By contrast, the Snapchat message is 'in the moment', and demands an instant and like response (in both senses of the word 'like'). It says "here we are now, and we're having a great time; where are you and what are you up to?" It is an instant picture ('snap') and an instant conversation ('chat') - and like an actual shared moment (in the real world) between two or more people, it's also gone in an instant: the Snapchat message vanishes like the ghost of Snap Inc.'s logo, in a matter of seconds.

The myth of 'real time' messaging

Of course, the 'real-time', instant character of the Snapchat message is merely an artefact: the message itself is just as static and inert as MMS. And the illusion that the recipient is 'virtually present' to the people or event recorded in the Snapchat message is fostered by the message's very evanescence, mimicking that of 'real time': once it's gone it's gone.

In other words, the Snapchat message enacts the message content as if the viewer were 'really present' to it (and, by extension, as if sender and viewer were present to each other); but that content is in fact just a representation of reality, not present reality itself.
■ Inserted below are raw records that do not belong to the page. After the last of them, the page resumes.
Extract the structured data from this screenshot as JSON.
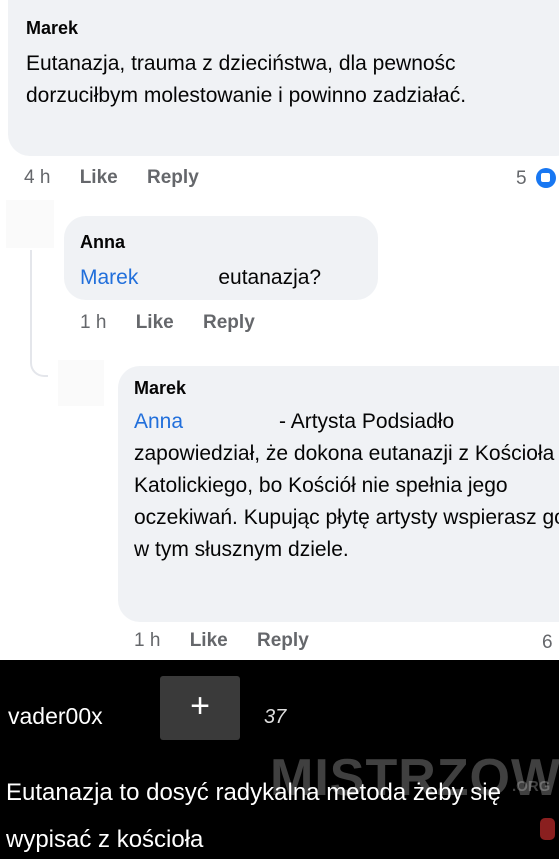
{
  "comments": [
    {
      "author": "Marek",
      "text": "Eutanazja, trauma z dzieciństwa, dla pewnośc dorzuciłbym molestowanie i powinno zadziałać.",
      "time": "4 h",
      "like_label": "Like",
      "reply_label": "Reply",
      "likes": "5"
    },
    {
      "author": "Anna",
      "mention": "Marek",
      "text": "eutanazja?",
      "time": "1 h",
      "like_label": "Like",
      "reply_label": "Reply"
    },
    {
      "author": "Marek",
      "mention": "Anna",
      "text_line1": "- Artysta Podsiadło",
      "text_rest": "zapowiedział, że dokona eutanazji z Kościoła Katolickiego, bo Kościół nie spełnia jego oczekiwań. Kupując płytę artysty wspierasz go w tym słusznym dziele.",
      "time": "1 h",
      "like_label": "Like",
      "reply_label": "Reply",
      "likes": "6"
    }
  ],
  "post": {
    "username": "vader00x",
    "plus_label": "+",
    "score": "37",
    "caption": "Eutanazja to dosyć radykalna metoda żeby się wypisać z kościoła",
    "watermark": "MISTRZOWIE",
    "watermark_suffix": ".ORG"
  }
}
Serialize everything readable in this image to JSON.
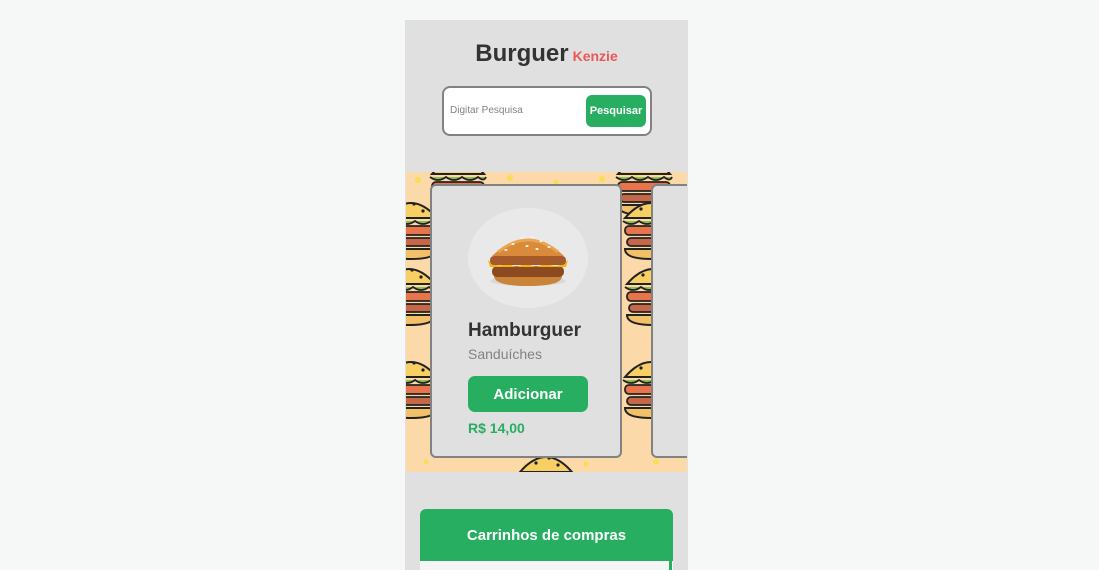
{
  "header": {
    "brand_main": "Burguer",
    "brand_sub": "Kenzie"
  },
  "search": {
    "placeholder": "Digitar Pesquisa",
    "value": "",
    "button_label": "Pesquisar"
  },
  "products": [
    {
      "name": "Hamburguer",
      "category": "Sanduíches",
      "add_label": "Adicionar",
      "price": "R$ 14,00",
      "icon": "burger-image"
    }
  ],
  "cart": {
    "title": "Carrinhos de compras"
  },
  "colors": {
    "primary": "#27ae60",
    "brand_accent": "#eb5757",
    "panel": "#e0e0e0",
    "text": "#333333",
    "muted": "#828282"
  }
}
By contrast, the MMS makes no such pretence and is just a static, retrospective representation of a past moment.

Making reality more real

In essence, this is what most of social media and other 'virtual-real-time' entertainment and communications services (ranging from streaming video to VR) are striving to create: the impression of being instantly transported to a heightened and more exciting place - a 'more real' reality, more present and more 'shared' than the lived reality of individual experience and singular personhood.

The era of constant connectivity is polarising us into two camps: those who urge us to put the damn smartphone away for a second and just 'enjoy the moment', and those who cry, "Show us pics or it isn't real". But to be 'real', these need to be real-time pics: Who wants to receive a picture of a past moment to which the receiver was not present (MMS), rather than to be immersed in the present moment of another's experience? The fact that it's not actually real-time is, as it were, immaterial. What matters is it's entertaining and an experience of being taken out of yourself. Unlike, say, a mere voice call, which is real-time but is just me talking to you, who are not really with me.

Is Snapchat's valuation a virtual reality?

Maybe that's why Snapchat was valued at $28 billion at its IPO this week while old-school telco revenues are struggling even to flatline. But just like the ghosts of its messages and its defunct  logo, will Snapchat's valuation vanish away once the desire and excitement to which it speaks fails to be converted into hard cash?

Meanwhile, we may not desire to talk and message one another, one-to-one; but we still need to. Some would say that's a safer bet in the long term.

Will the zombie of plain old telecoms rise up to slay the ghost of social media IPOs past? Only 'real' time will tell.